Aim: To study the spectrum of tropical acute febrile illness; the proportion, spectrum and staging of acute kidney injury; Renal Replacement Therapy (RRT) initiation and in-hospital mortality.
Materials and Methods: A total of 600 TAFI patients were prospectively studied at a tertiary care centre in coastal Karnataka between September 2012 and September 2014 for the aetiology of TAFI; the development and staging of AKI based on Kidney disease: Improving global outcomes (KDIGO) guidelines; the initiation of RRT and in-hospital mortality.
Statistical Analysis: Data analysis was done using SPSS version 17.0 with statistical significance calculated using chi-square and Fisher’s exact t-test for which p-value <0.05 was considered significant.
Results: The spectrum of TAFI, in decreasing order, was vivax malaria, leptospirosis, dengue fever, falciparum malaria, mixed malaria, enteric fever, scrub typhus and the most common aetiology was malaria. The proportion of AKI was 54%. The most common cause of AKI, its stages 2 and 3, RRT initiation and in-hospital mortality was leptospirosis; and AKI stage 1 was dengue fever. KDIGO AKI stage 1, 2 and 3 was seen in 46.9%, 31.2% and 21.9% of AKI patients, respectively. RRT initiation was required in 10.2% of AKI patients and in-hospital mortality was 3% among all patients. AKI, RRT initiationand in-hospital mortality were significantly associated with older age, fever duration and other presenting complaints, examination findings, renal function and other parameters, leptospirosis, dengue fever, falciparum malaria.

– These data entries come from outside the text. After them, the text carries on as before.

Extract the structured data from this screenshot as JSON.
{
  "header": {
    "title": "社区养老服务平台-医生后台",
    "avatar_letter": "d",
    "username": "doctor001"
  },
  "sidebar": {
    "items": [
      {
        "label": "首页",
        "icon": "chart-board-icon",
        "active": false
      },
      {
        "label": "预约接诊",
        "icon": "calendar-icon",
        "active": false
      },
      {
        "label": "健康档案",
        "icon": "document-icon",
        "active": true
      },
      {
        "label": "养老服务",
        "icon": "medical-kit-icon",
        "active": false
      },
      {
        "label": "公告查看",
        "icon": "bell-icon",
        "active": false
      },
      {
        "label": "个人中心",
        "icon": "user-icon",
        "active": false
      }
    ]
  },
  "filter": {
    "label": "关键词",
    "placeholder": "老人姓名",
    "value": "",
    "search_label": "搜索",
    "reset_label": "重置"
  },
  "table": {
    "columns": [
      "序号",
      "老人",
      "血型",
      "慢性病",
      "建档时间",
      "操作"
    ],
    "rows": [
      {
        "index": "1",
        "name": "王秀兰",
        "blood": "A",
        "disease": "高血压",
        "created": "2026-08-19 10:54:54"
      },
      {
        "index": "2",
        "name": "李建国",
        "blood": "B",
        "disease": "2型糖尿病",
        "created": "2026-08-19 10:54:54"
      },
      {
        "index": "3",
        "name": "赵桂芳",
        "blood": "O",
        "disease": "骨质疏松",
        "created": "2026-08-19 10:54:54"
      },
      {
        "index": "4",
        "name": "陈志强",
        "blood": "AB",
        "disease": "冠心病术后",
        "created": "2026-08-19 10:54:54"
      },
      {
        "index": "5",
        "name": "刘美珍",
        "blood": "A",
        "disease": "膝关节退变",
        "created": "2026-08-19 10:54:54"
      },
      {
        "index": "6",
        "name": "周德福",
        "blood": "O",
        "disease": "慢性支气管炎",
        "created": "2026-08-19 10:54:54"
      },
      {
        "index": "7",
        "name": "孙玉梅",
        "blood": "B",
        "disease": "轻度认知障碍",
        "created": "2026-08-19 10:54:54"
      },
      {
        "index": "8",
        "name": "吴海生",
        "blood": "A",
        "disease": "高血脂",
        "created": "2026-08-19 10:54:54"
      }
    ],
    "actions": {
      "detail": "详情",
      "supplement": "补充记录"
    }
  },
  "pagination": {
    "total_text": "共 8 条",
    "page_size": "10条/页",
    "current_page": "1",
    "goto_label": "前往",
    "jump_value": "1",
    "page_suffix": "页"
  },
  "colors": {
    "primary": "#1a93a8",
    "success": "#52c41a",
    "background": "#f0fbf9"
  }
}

Conclusion: The aetiology in about half of TAFI patients in coastal Karnataka was malaria. More than 50% develop AKI with greater than one-fifth of them progressing to AKI stage 3 and one-tenth requiring RRT. The most common cause of AKI, AKI stage 2, 3, RRT initiation and in-hospital mortality was leptospirosis. AKI was present in almost all patients with leptospirosis. Therefore leptospirosis was the most nephrotoxic acute febrile illness in the present study population. Dengue fever was the most common cause of AKI stage 1. Vivax malaria was the third most common cause of AKI. The factors like age, presenting complaints, examination findings, renal function and other parameters, aetiology and RRT initiation may be used to predict AKI and in-hospital mortality.